If you've been on the mezzanine, you've probably noticed some major changes were made to the campus board. Not only have we doubled the surface area to add a peg board, we've also added high end lattices from Tension. Before going into more detail, let's discuss the utility of the campus board and it’s origin.
Like most sports, rock climbing requires technical, mental and physical abilities. Needless to say that climbing requires some upper body strength! An experienced climber will add a campus board work-out to his/her training program to improve their climbing performance. On a campus board, the climbing is done without use of one's feet. The wall is slightly angled and climbing is done on wood slats with the use of finger strength only. This training board was invented by Wolfgang Gullich a German climber whose goal was to increase finger strength to send his project Action Directe (5.14d), a very difficult route in Frankenjura, Germany.
Today, the campus board has evolved so that climbers of all levels can include in their training programs. This was made possible by making thicker slats. However, the campus board being a technical training tool, there is a high risk of injuries when not used properly. This is due to the high intensity power required to climb each slat. Here are some tips to reduce the risk of injuries :
Moderation. Fatigue becomes a risk factor in long sessions. Keep your workout limited to an hour at most.
Strength. If you find it very difficult to hang off of the first slat, it’s preferable you do not attempt a climb until you've built up your strength enough to comfortably do it.
Rest. A campus board training is about 50% rest and 50% power work out.
Movement. Even when tired, it is important to focus on doing each movement correctly.
Never full crimp.
- Campus board training once to twice a week should be enough.
Though all the principles discussed above also apply to its use, the pegboard is used for a different type of training. The peg board is less taxing on the fingers since pegs are used to climb up, thus making it the wrong tool to develop finger strength. Pegboard training does require sufficient “lock-off” strength in order to easily aim for the next hole. Progressing on a pegboard requires controlled power movements which are less dynamic than those used in campus board training. However the pegboard does allows for more gymnastic type trainings, composed of movements that aren't as accessible on the campus board (lateral movements, movements requiring arm crosses.)
Don’t be discouraged, it is normal for the campus/peg board training to be difficult even if you are an experienced climber. Despite the new configuration of the campus board, it is important to remember that it is an advanced and challenging training tool. It’s use is intended for serious climbers with a good amount of strength who wish to work on very specific finger strength techniques.

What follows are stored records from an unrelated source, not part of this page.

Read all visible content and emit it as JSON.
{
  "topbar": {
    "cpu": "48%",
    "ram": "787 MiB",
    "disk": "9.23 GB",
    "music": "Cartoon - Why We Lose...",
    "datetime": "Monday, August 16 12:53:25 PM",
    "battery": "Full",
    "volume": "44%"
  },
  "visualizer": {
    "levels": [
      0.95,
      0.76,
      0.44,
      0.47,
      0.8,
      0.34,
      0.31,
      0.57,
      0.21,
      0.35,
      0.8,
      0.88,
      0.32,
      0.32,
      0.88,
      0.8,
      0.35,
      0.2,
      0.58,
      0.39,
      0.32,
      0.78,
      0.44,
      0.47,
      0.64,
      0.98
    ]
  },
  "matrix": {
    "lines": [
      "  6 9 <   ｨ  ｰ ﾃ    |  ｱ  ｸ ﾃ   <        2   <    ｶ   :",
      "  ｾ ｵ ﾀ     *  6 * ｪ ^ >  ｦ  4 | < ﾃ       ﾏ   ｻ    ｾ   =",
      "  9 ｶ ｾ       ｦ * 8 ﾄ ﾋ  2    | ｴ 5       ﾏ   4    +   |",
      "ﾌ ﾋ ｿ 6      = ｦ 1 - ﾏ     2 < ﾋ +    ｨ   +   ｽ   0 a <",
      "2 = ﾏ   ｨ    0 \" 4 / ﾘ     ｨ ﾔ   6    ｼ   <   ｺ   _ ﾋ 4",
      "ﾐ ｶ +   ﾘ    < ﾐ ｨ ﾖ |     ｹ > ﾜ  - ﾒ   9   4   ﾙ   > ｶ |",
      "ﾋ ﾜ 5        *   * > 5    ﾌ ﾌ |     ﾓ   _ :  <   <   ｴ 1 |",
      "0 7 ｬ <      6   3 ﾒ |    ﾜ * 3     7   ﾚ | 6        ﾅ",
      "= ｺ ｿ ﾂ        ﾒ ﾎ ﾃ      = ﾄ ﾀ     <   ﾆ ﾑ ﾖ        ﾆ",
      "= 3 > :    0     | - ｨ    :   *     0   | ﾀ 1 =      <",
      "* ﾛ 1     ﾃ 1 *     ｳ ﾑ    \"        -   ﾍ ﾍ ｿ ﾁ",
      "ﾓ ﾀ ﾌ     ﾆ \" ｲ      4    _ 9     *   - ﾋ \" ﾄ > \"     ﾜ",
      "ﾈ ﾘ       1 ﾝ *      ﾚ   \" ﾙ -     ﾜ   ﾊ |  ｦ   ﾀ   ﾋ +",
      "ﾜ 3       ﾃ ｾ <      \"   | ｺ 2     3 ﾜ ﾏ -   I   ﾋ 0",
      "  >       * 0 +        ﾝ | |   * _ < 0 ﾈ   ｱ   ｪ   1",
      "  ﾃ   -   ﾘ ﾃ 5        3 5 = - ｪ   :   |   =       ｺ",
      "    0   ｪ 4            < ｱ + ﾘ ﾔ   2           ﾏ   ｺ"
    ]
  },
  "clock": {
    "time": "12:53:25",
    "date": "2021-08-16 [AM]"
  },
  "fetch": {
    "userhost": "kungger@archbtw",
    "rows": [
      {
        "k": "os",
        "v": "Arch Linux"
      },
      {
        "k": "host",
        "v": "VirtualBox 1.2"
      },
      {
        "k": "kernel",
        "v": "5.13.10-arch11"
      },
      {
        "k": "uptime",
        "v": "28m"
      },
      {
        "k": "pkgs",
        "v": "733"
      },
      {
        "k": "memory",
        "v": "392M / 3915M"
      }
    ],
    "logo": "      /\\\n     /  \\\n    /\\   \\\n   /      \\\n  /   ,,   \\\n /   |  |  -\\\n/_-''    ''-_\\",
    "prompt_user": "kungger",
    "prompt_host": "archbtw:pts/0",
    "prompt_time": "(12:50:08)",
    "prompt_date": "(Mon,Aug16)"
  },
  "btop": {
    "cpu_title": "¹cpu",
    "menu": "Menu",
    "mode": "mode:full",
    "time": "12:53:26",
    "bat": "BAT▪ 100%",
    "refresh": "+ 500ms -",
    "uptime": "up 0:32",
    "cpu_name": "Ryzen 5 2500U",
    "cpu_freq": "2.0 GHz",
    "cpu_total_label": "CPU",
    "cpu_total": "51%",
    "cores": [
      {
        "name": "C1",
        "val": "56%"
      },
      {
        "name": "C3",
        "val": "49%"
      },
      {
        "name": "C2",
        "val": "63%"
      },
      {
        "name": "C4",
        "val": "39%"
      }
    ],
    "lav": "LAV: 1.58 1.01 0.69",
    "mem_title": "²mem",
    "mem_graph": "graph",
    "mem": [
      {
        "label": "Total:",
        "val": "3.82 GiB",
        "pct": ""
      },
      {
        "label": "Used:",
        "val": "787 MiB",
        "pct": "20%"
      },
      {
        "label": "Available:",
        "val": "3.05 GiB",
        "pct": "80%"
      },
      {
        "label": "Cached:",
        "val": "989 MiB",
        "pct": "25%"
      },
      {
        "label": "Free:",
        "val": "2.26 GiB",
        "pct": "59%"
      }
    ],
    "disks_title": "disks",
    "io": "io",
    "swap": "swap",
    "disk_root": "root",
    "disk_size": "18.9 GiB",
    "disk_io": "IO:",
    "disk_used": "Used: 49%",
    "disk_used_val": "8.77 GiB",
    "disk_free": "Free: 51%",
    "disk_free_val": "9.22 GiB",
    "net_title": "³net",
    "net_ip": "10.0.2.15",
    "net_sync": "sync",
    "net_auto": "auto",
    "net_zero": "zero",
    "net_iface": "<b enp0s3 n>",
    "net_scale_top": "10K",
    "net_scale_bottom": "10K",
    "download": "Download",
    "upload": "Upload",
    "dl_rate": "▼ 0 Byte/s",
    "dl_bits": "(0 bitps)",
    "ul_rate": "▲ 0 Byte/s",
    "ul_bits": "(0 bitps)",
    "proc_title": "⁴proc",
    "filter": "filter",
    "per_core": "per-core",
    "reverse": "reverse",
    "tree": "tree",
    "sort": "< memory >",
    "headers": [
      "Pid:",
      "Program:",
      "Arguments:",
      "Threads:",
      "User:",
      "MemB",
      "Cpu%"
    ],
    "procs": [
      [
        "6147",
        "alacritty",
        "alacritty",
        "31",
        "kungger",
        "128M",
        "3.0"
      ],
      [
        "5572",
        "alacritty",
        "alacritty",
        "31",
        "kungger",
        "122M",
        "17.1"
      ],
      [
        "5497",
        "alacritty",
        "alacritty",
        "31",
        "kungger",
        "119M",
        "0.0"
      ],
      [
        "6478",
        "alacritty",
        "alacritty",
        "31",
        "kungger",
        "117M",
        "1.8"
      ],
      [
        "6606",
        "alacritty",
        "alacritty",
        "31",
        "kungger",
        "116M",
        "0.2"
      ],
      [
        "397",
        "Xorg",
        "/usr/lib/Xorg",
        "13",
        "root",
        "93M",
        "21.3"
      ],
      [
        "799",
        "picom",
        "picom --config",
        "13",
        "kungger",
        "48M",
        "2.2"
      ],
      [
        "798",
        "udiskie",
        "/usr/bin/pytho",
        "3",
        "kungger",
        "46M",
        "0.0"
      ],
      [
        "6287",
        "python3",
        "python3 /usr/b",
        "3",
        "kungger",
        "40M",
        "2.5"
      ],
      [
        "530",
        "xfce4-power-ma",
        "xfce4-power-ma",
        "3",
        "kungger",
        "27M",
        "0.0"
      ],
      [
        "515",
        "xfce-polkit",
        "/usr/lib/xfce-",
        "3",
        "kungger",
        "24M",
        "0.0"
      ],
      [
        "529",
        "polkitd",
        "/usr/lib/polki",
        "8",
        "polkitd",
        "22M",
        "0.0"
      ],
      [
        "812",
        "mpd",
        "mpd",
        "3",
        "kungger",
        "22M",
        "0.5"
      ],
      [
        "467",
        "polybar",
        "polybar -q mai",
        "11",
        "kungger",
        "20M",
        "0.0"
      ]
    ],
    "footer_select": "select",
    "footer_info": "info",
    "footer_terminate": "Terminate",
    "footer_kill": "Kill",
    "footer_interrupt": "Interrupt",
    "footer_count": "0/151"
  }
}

If you have any questions, don't hesitate to ask our coaches Marco and Phil.